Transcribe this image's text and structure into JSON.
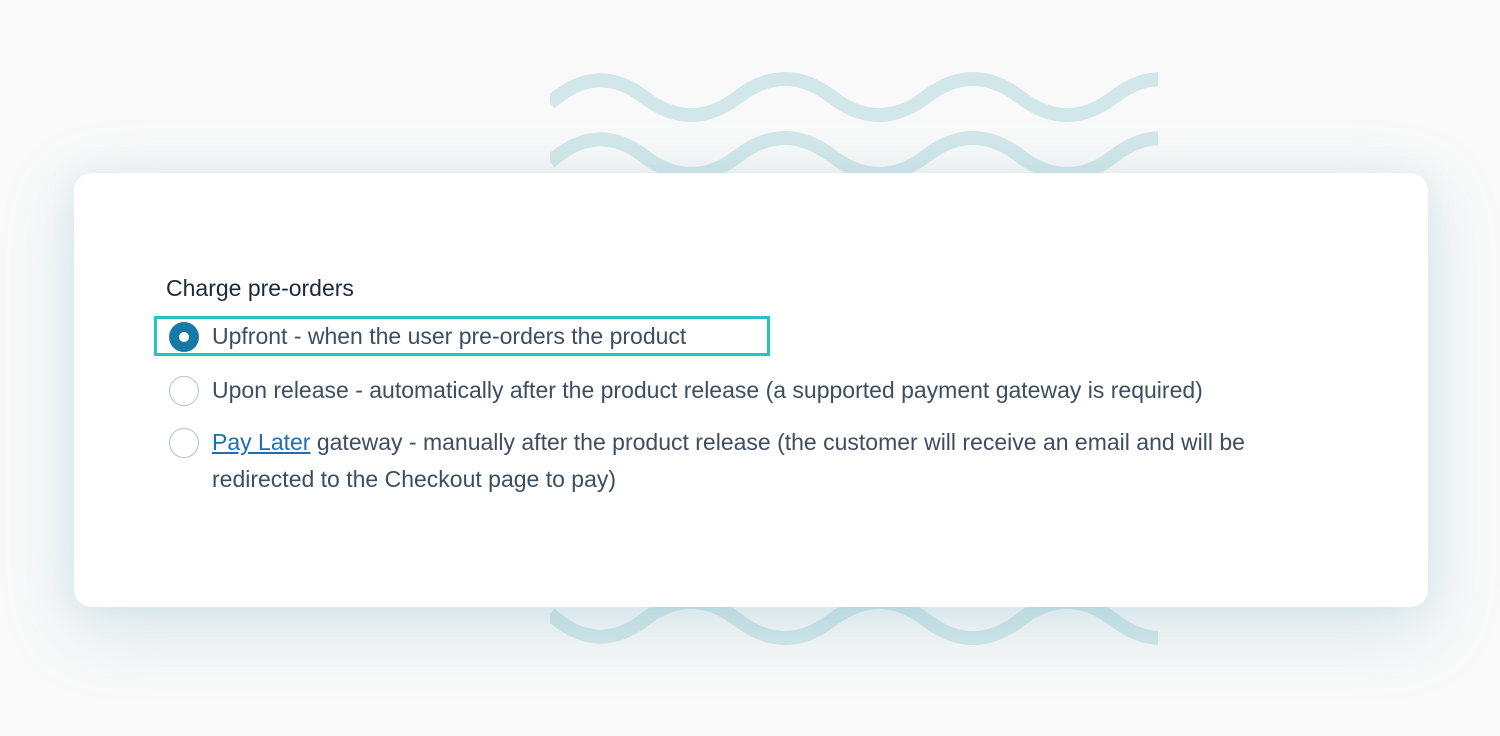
{
  "colors": {
    "accent": "#167aa6",
    "highlight_border": "#24c3c4",
    "link": "#1f6fb0",
    "wave": "#d2e7ea"
  },
  "form": {
    "group_label": "Charge pre-orders",
    "selected_option": "upfront",
    "options": [
      {
        "id": "upfront",
        "label": "Upfront - when the user pre-orders the product",
        "selected": true,
        "highlighted": true
      },
      {
        "id": "upon-release",
        "label": "Upon release - automatically after the product release (a supported payment gateway is required)",
        "selected": false
      },
      {
        "id": "pay-later",
        "link_text": "Pay Later",
        "label_rest": " gateway - manually after the product release (the customer will receive an email and will be redirected to the Checkout page to pay)",
        "selected": false
      }
    ]
  }
}
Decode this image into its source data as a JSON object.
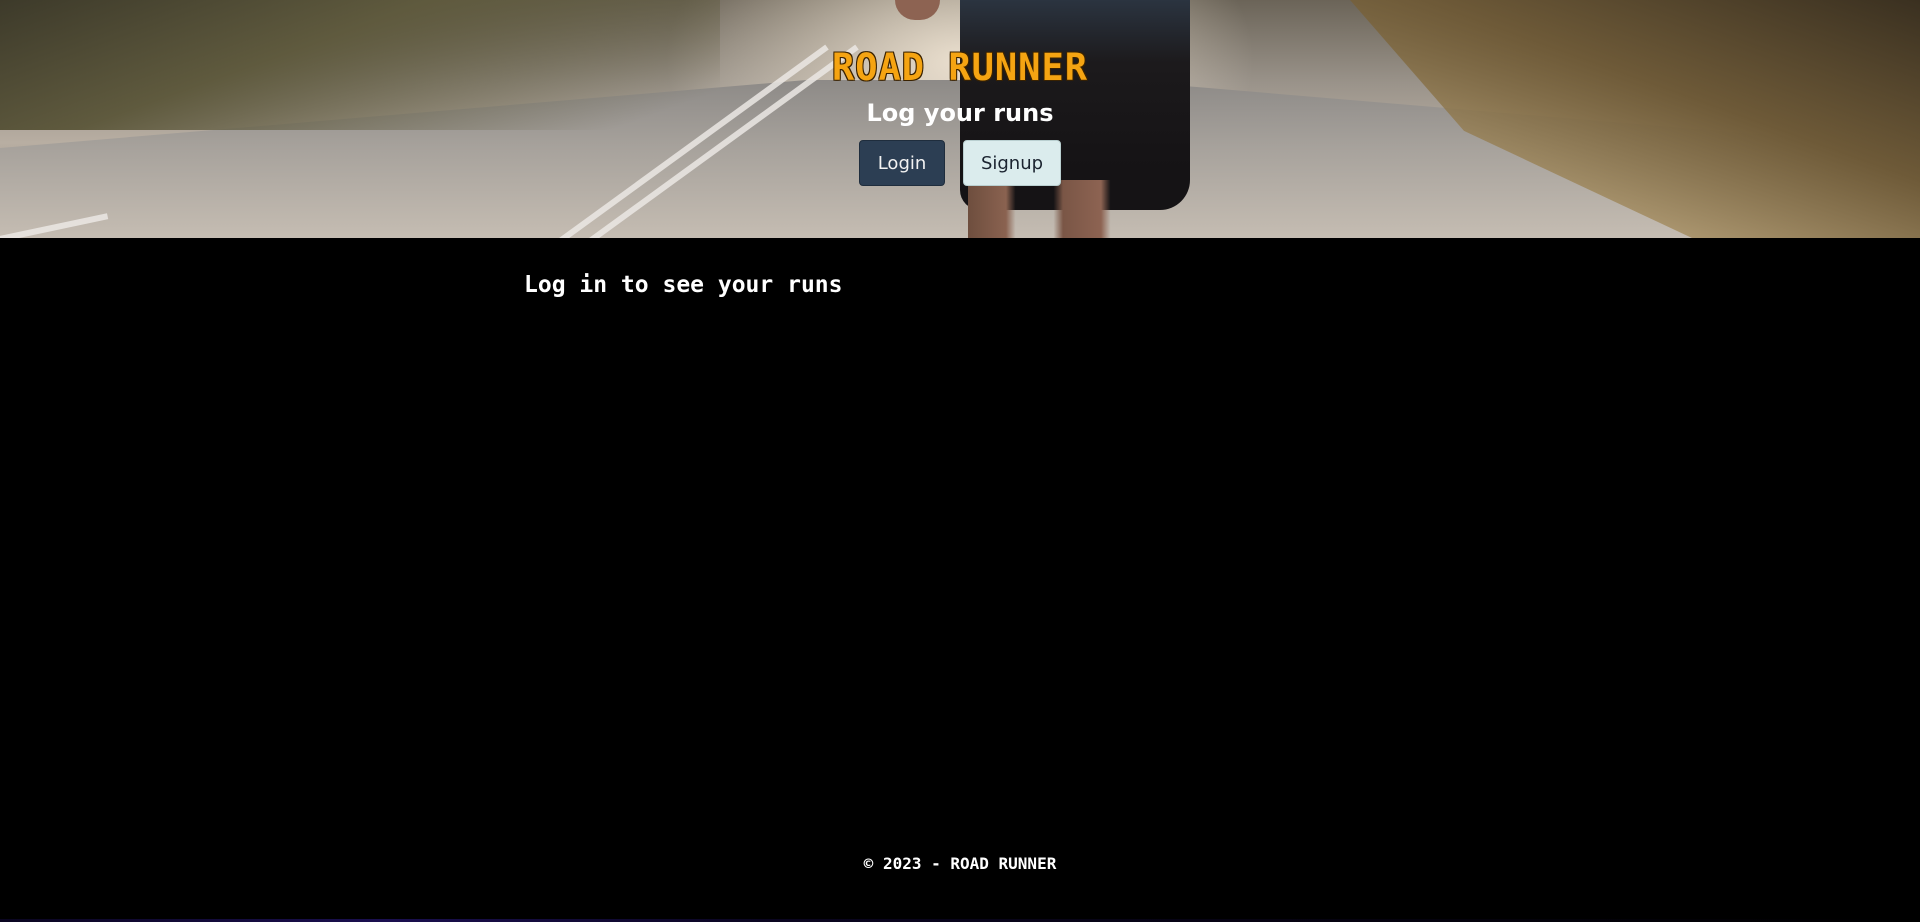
{
  "header": {
    "title": "ROAD RUNNER",
    "tagline": "Log your runs",
    "login_label": "Login",
    "signup_label": "Signup"
  },
  "main": {
    "prompt": "Log in to see your runs"
  },
  "footer": {
    "text": "© 2023 - ROAD RUNNER"
  },
  "colors": {
    "title": "#f5a412",
    "login_button": "#2c3e53",
    "signup_button": "#dbeced",
    "page_background": "#000000"
  }
}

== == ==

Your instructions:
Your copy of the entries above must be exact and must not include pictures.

Task solution:
Transcribe this image's text and structure into JSON.
{
  "colors": {
    "accent": "#167aa6",
    "highlight_border": "#24c3c4",
    "link": "#1f6fb0",
    "wave": "#d2e7ea"
  },
  "form": {
    "group_label": "Charge pre-orders",
    "selected_option": "upfront",
    "options": [
      {
        "id": "upfront",
        "label": "Upfront - when the user pre-orders the product",
        "selected": true,
        "highlighted": true
      },
      {
        "id": "upon-release",
        "label": "Upon release - automatically after the product release (a supported payment gateway is required)",
        "selected": false
      },
      {
        "id": "pay-later",
        "link_text": "Pay Later",
        "label_rest": " gateway - manually after the product release (the customer will receive an email and will be redirected to the Checkout page to pay)",
        "selected": false
      }
    ]
  }
}
Decode this image into its source data as a JSON object.
{
  "header": {
    "title": "ROAD RUNNER",
    "tagline": "Log your runs",
    "login_label": "Login",
    "signup_label": "Signup"
  },
  "main": {
    "prompt": "Log in to see your runs"
  },
  "footer": {
    "text": "© 2023 - ROAD RUNNER"
  },
  "colors": {
    "title": "#f5a412",
    "login_button": "#2c3e53",
    "signup_button": "#dbeced",
    "page_background": "#000000"
  }
}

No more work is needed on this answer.